Action item: Print all records exactly, pictures left out.

App and web page records:
####

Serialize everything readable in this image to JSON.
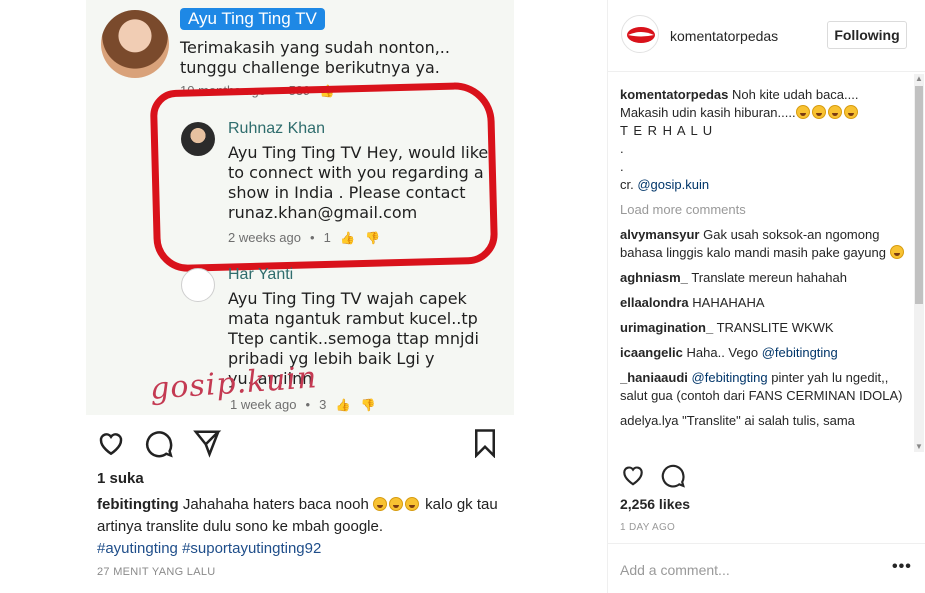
{
  "post_image": {
    "top_comment": {
      "author": "Ayu Ting Ting TV",
      "text_line1": "Terimakasih yang sudah nonton,..",
      "text_line2": "tunggu challenge berikutnya ya.",
      "time": "10 months ago",
      "likes": "539"
    },
    "reply_1": {
      "author": "Ruhnaz Khan",
      "lines": [
        "Ayu Ting Ting TV Hey, would like",
        "to connect with you regarding a",
        "show in India . Please contact",
        "runaz.khan@gmail.com"
      ],
      "time": "2 weeks ago",
      "likes": "1"
    },
    "reply_2": {
      "author": "Har Yanti",
      "lines": [
        "Ayu Ting Ting TV wajah capek",
        "mata ngantuk rambut kucel..tp",
        "Ttep cantik..semoga ttap mnjdi",
        "pribadi yg lebih baik Lgi y",
        "yu..amiinn"
      ],
      "time": "1 week ago",
      "likes": "3"
    },
    "watermark": "gosip.kuin",
    "likes_text": "1 suka",
    "caption_user": "febitingting",
    "caption_text": "Jahahaha haters baca nooh",
    "caption_text2": "kalo gk tau artinya translite dulu sono ke mbah google.",
    "caption_tags": "#ayutingting #suportayutingting92",
    "time_text": "27 MENIT YANG LALU"
  },
  "panel": {
    "username": "komentatorpedas",
    "follow_label": "Following",
    "caption": {
      "user": "komentatorpedas",
      "line1": "Noh kite udah baca....",
      "line2": "Makasih udin kasih hiburan.....",
      "line3": "T E R H A L U",
      "dot1": ".",
      "dot2": ".",
      "credit_prefix": "cr.",
      "credit_mention": "@gosip.kuin"
    },
    "load_more": "Load more comments",
    "comments": [
      {
        "user": "alvymansyur",
        "text": "Gak usah soksok-an ngomong bahasa linggis kalo mandi masih pake gayung"
      },
      {
        "user": "aghniasm_",
        "text": "Translate mereun hahahah"
      },
      {
        "user": "ellaalondra",
        "text": "HAHAHAHA"
      },
      {
        "user": "urimagination_",
        "text": "TRANSLITE WKWK"
      },
      {
        "user": "icaangelic",
        "text": "Haha.. Vego",
        "mention": "@febitingting"
      },
      {
        "user": "_haniaaudi",
        "mention": "@febitingting",
        "text": "pinter yah lu ngedit,, salut gua (contoh dari FANS CERMINAN IDOLA)"
      }
    ],
    "partial_comment": "adelya.lya \"Translite\" ai salah tulis, sama",
    "likes": "2,256 likes",
    "time": "1 DAY AGO",
    "add_comment_placeholder": "Add a comment...",
    "more_options": "•••"
  },
  "icons": [
    "heart-icon",
    "comment-icon",
    "share-icon",
    "bookmark-icon",
    "thumb-up-icon",
    "thumb-down-icon",
    "more-options-icon"
  ],
  "colors": {
    "highlight": "#d9121b",
    "youtube_blue": "#1e88e5",
    "mention": "#003569"
  }
}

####

Finished task:
Serialize everything readable in this image to JSON.
{
  "post_image": {
    "top_comment": {
      "author": "Ayu Ting Ting TV",
      "text_line1": "Terimakasih yang sudah nonton,..",
      "text_line2": "tunggu challenge berikutnya ya.",
      "time": "10 months ago",
      "likes": "539"
    },
    "reply_1": {
      "author": "Ruhnaz Khan",
      "lines": [
        "Ayu Ting Ting TV Hey, would like",
        "to connect with you regarding a",
        "show in India . Please contact",
        "runaz.khan@gmail.com"
      ],
      "time": "2 weeks ago",
      "likes": "1"
    },
    "reply_2": {
      "author": "Har Yanti",
      "lines": [
        "Ayu Ting Ting TV wajah capek",
        "mata ngantuk rambut kucel..tp",
        "Ttep cantik..semoga ttap mnjdi",
        "pribadi yg lebih baik Lgi y",
        "yu..amiinn"
      ],
      "time": "1 week ago",
      "likes": "3"
    },
    "watermark": "gosip.kuin",
    "likes_text": "1 suka",
    "caption_user": "febitingting",
    "caption_text": "Jahahaha haters baca nooh",
    "caption_text2": "kalo gk tau artinya translite dulu sono ke mbah google.",
    "caption_tags": "#ayutingting #suportayutingting92",
    "time_text": "27 MENIT YANG LALU"
  },
  "panel": {
    "username": "komentatorpedas",
    "follow_label": "Following",
    "caption": {
      "user": "komentatorpedas",
      "line1": "Noh kite udah baca....",
      "line2": "Makasih udin kasih hiburan.....",
      "line3": "T E R H A L U",
      "dot1": ".",
      "dot2": ".",
      "credit_prefix": "cr.",
      "credit_mention": "@gosip.kuin"
    },
    "load_more": "Load more comments",
    "comments": [
      {
        "user": "alvymansyur",
        "text": "Gak usah soksok-an ngomong bahasa linggis kalo mandi masih pake gayung"
      },
      {
        "user": "aghniasm_",
        "text": "Translate mereun hahahah"
      },
      {
        "user": "ellaalondra",
        "text": "HAHAHAHA"
      },
      {
        "user": "urimagination_",
        "text": "TRANSLITE WKWK"
      },
      {
        "user": "icaangelic",
        "text": "Haha.. Vego",
        "mention": "@febitingting"
      },
      {
        "user": "_haniaaudi",
        "mention": "@febitingting",
        "text": "pinter yah lu ngedit,, salut gua (contoh dari FANS CERMINAN IDOLA)"
      }
    ],
    "partial_comment": "adelya.lya \"Translite\" ai salah tulis, sama",
    "likes": "2,256 likes",
    "time": "1 DAY AGO",
    "add_comment_placeholder": "Add a comment...",
    "more_options": "•••"
  },
  "icons": [
    "heart-icon",
    "comment-icon",
    "share-icon",
    "bookmark-icon",
    "thumb-up-icon",
    "thumb-down-icon",
    "more-options-icon"
  ],
  "colors": {
    "highlight": "#d9121b",
    "youtube_blue": "#1e88e5",
    "mention": "#003569"
  }
}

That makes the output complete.